WASHINGTON, D.C. — Results for Development (R4D) is leading two rapid feedback evaluations to strengthen programs in Tanzania and Senegal focused on increasing parent and community engagement in children’s learning. The evaluations are funded by the U.S. Agency for International Development (USAID).
Rapid Feedback Monitoring, Evaluation, Research and Learning (RF MERL) is a rigorous yet flexible approach for generating timely and useful data for programs in the early stages of implementation. Rapid feedback evaluations allow implementers to use context-specific and timely evidence to inform ongoing program improvement.
In Tanzania, R4D will be working with the Tusome Pamoja (Let’s Read Together) program, a USAID-funded program implemented by RTI International, that aims to improve primary school children’s reading, writing and arithmetic in five regions of Tanzania. R4D will use quantitative and qualitative methods over a two-year period to identify which activities are most effective at increasing parent and community engagement and how this may vary by geography, socioeconomic status, or other key community characteristics. During the second year, R4D will also examine the relationship between community engagement and learning outcomes.
In Senegal, R4D will be working with the Lecture Pour Tous (Reading for All) program, a USAID-funded program implemented by Chemonics, that aims to increase the use of books by family and community members to foster a habit of reading among children. Over a one-year period, R4D will explore and test interventions to increase the use of books in families and communities.

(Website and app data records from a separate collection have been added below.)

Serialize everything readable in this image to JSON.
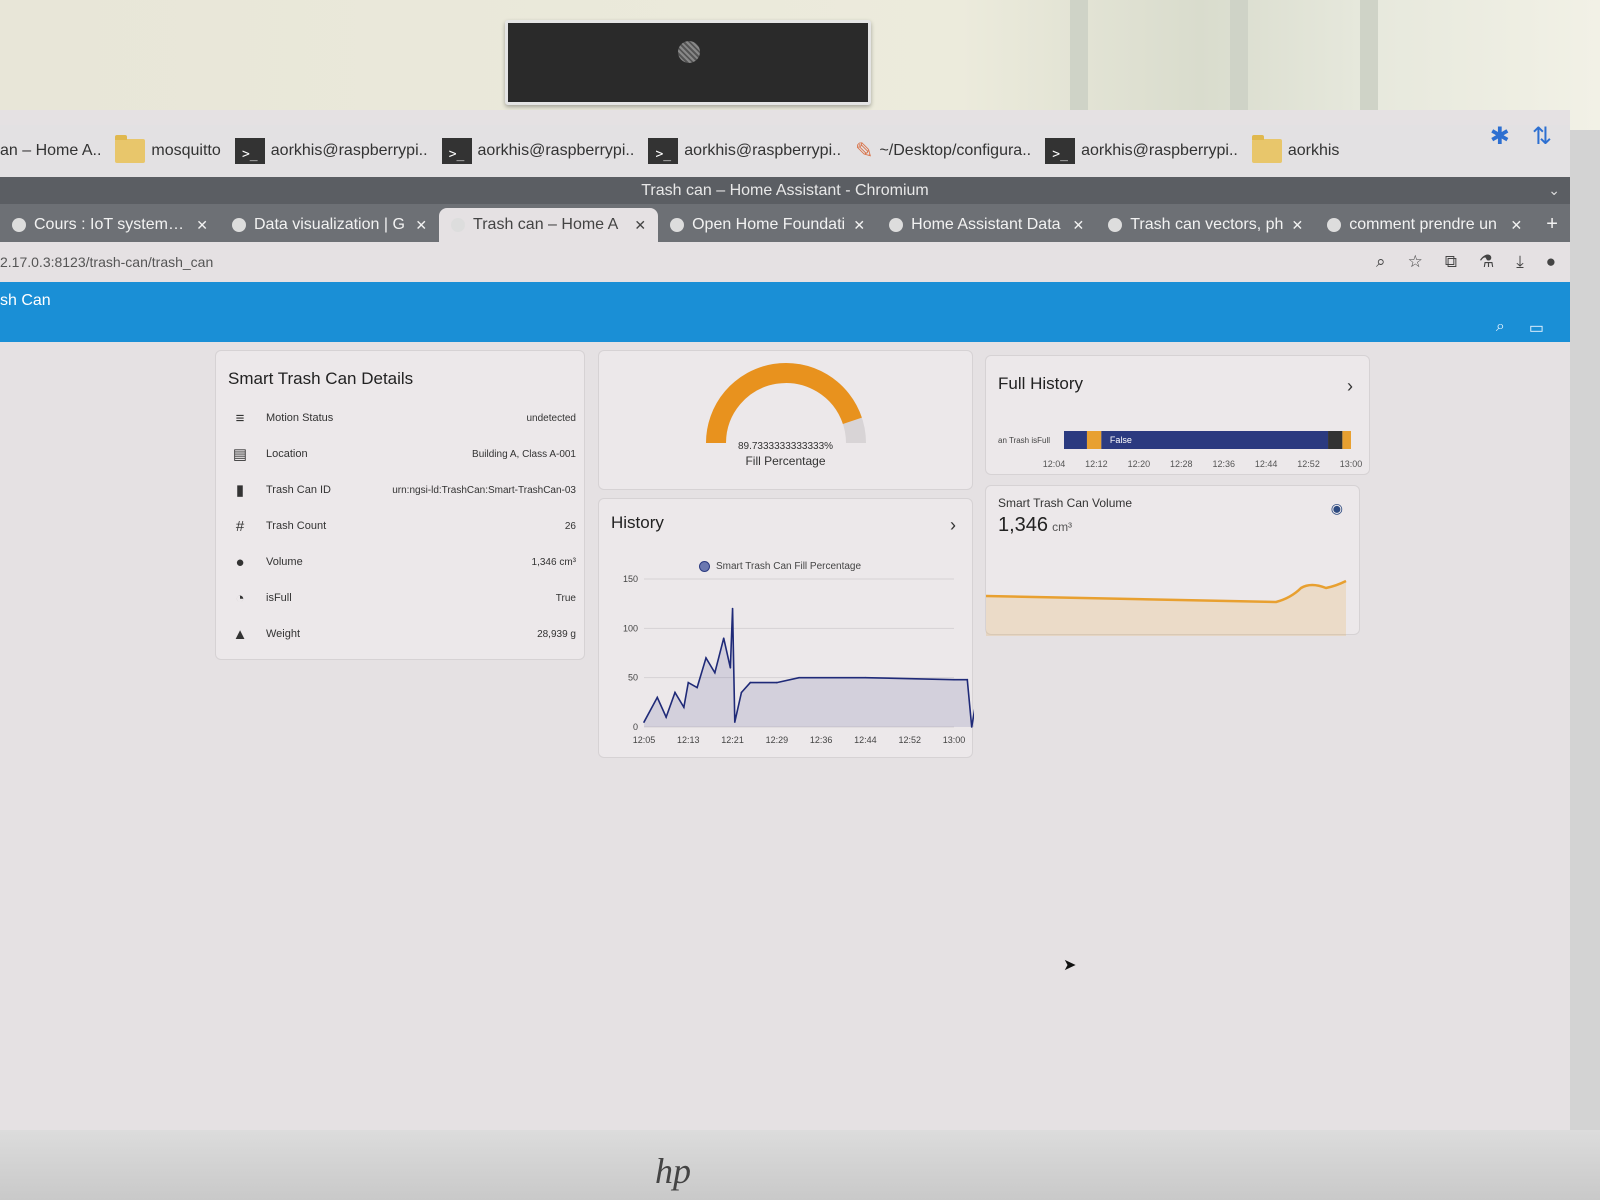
{
  "taskbar": {
    "items": [
      {
        "icon": "none",
        "label": "an – Home A.."
      },
      {
        "icon": "folder-icon",
        "label": "mosquitto"
      },
      {
        "icon": "terminal-icon",
        "label": "aorkhis@raspberrypi.."
      },
      {
        "icon": "terminal-icon",
        "label": "aorkhis@raspberrypi.."
      },
      {
        "icon": "terminal-icon",
        "label": "aorkhis@raspberrypi.."
      },
      {
        "icon": "pencil-icon",
        "label": "~/Desktop/configura.."
      },
      {
        "icon": "terminal-icon",
        "label": "aorkhis@raspberrypi.."
      },
      {
        "icon": "folder-icon",
        "label": "aorkhis"
      }
    ],
    "terminal_glyph": ">_"
  },
  "window": {
    "title": "Trash can – Home Assistant - Chromium"
  },
  "tabs": [
    {
      "label": "Cours : IoT system de",
      "active": false
    },
    {
      "label": "Data visualization | G",
      "active": false
    },
    {
      "label": "Trash can – Home A",
      "active": true
    },
    {
      "label": "Open Home Foundati",
      "active": false
    },
    {
      "label": "Home Assistant Data",
      "active": false
    },
    {
      "label": "Trash can vectors, ph",
      "active": false
    },
    {
      "label": "comment prendre un",
      "active": false
    }
  ],
  "address": {
    "url": "2.17.0.3:8123/trash-can/trash_can"
  },
  "ha": {
    "title": "sh Can",
    "accent": "#1a8fd6"
  },
  "details": {
    "title": "Smart Trash Can Details",
    "rows": [
      {
        "icon": "motion-icon",
        "label": "Motion Status",
        "value": "undetected"
      },
      {
        "icon": "location-icon",
        "label": "Location",
        "value": "Building A, Class A-001"
      },
      {
        "icon": "trash-icon",
        "label": "Trash Can ID",
        "value": "urn:ngsi-ld:TrashCan:Smart-TrashCan-03"
      },
      {
        "icon": "count-icon",
        "label": "Trash Count",
        "value": "26"
      },
      {
        "icon": "volume-icon",
        "label": "Volume",
        "value": "1,346 cm³"
      },
      {
        "icon": "full-icon",
        "label": "isFull",
        "value": "True"
      },
      {
        "icon": "weight-icon",
        "label": "Weight",
        "value": "28,939 g"
      }
    ]
  },
  "gauge": {
    "value": 89.7333333333333,
    "value_text": "89.7333333333333%",
    "name": "Fill Percentage",
    "color": "#e8921e"
  },
  "history": {
    "title": "History",
    "chevron": "›"
  },
  "full_history": {
    "title": "Full History",
    "chevron": "›",
    "entity_label": "an Trash isFull",
    "state_label": "False",
    "x_ticks": [
      "12:04",
      "12:12",
      "12:20",
      "12:28",
      "12:36",
      "12:44",
      "12:52",
      "13:00"
    ]
  },
  "volume": {
    "name": "Smart Trash Can Volume",
    "value": "1,346",
    "unit": "cm³",
    "line_color": "#e8a030"
  },
  "chart_data": {
    "type": "line",
    "title": "",
    "legend": "Smart Trash Can Fill Percentage",
    "x": [
      "12:05",
      "12:13",
      "12:21",
      "12:29",
      "12:36",
      "12:44",
      "12:52",
      "13:00"
    ],
    "y_ticks": [
      "0",
      "50",
      "100",
      "150"
    ],
    "ylim": [
      0,
      150
    ],
    "series": [
      {
        "name": "Smart Trash Can Fill Percentage",
        "color": "#1f2a78",
        "points": [
          [
            0,
            5
          ],
          [
            0.3,
            30
          ],
          [
            0.5,
            10
          ],
          [
            0.7,
            35
          ],
          [
            0.9,
            20
          ],
          [
            1.0,
            45
          ],
          [
            1.2,
            40
          ],
          [
            1.4,
            70
          ],
          [
            1.6,
            55
          ],
          [
            1.8,
            90
          ],
          [
            1.95,
            60
          ],
          [
            2.0,
            120
          ],
          [
            2.05,
            5
          ],
          [
            2.2,
            35
          ],
          [
            2.4,
            45
          ],
          [
            3.0,
            45
          ],
          [
            3.5,
            50
          ],
          [
            5.0,
            50
          ],
          [
            7.0,
            48
          ],
          [
            7.3,
            48
          ],
          [
            7.4,
            0
          ],
          [
            7.55,
            40
          ],
          [
            7.7,
            70
          ],
          [
            7.85,
            75
          ]
        ]
      }
    ]
  }
}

Both initiatives are critical to encourage children’s learning outside of the classroom. Often, parents and community members are not meaningfully engaged in children’s learning for a number of reasons, including cultural norms, a lack of access to books and their own low levels of education.
“Together, these studies will significantly enhance the education sector’s understanding of how to increase parent and community engagement,” said Molly Jamieson Eberhardt, a program director at Results for Development. “In addition to quantitative data collection on parent and community behaviors, our approach includes significant qualitative data collection. This will allow us not only to understand whether certain activities have an effect on engagement levels, but why that is the case in certain contexts and not others, and how those activities need to be implemented to ensure success. We believe this work will therefore not only benefit USAID’s early grade reading programs in Tanzania and Senegal but also be a resource to inform others’ efforts to increase parent and community engagement.”
In both Tanzania and Senegal, R4D will conduct multiple rounds of data collection and share findings with the programs via “learning checks,” in which program staff and R4D come together to reflect on the findings, brainstorm ways to refine implementation and iterate accordingly.
The evaluations are part of the Rapid Feedback Monitoring, Evaluation, Research and Learning (MERL) initiative — an initiative launched by USAID’s Global Development Lab to improve rapid learning and adaptive management in the design and implementation of activities funded by USAID. R4D leads the Rapid Feedback MERL initiative, which also includes Mathematica Policy Research, Abt Associates and the Notre Dame Initiative for Global Development (NDIGD). To learn more about the Rapid Feedback MERL initiative, visit: R4d.org/RFMERL .
About Results for Development
Results for Development (R4D) is a leading non-profit global development partner. We collaborate with change agents around the world — government officials, civil society leaders and social innovators — to create strong systems that support healthy, educated people. We help our partners move from knowing their goal to knowing how to reach it. We combine global expertise in health, education and nutrition with analytic rigor, practical support for decision-making and implementation and access to peer problem-solving networks. Together with our partners, we build self-sustaining systems that serve everyone and deliver lasting results. Then we share what we learn so others can achieve results for development, too. For more information, visit our website at: www.r4d.org.
Featured photo © Tobin Jones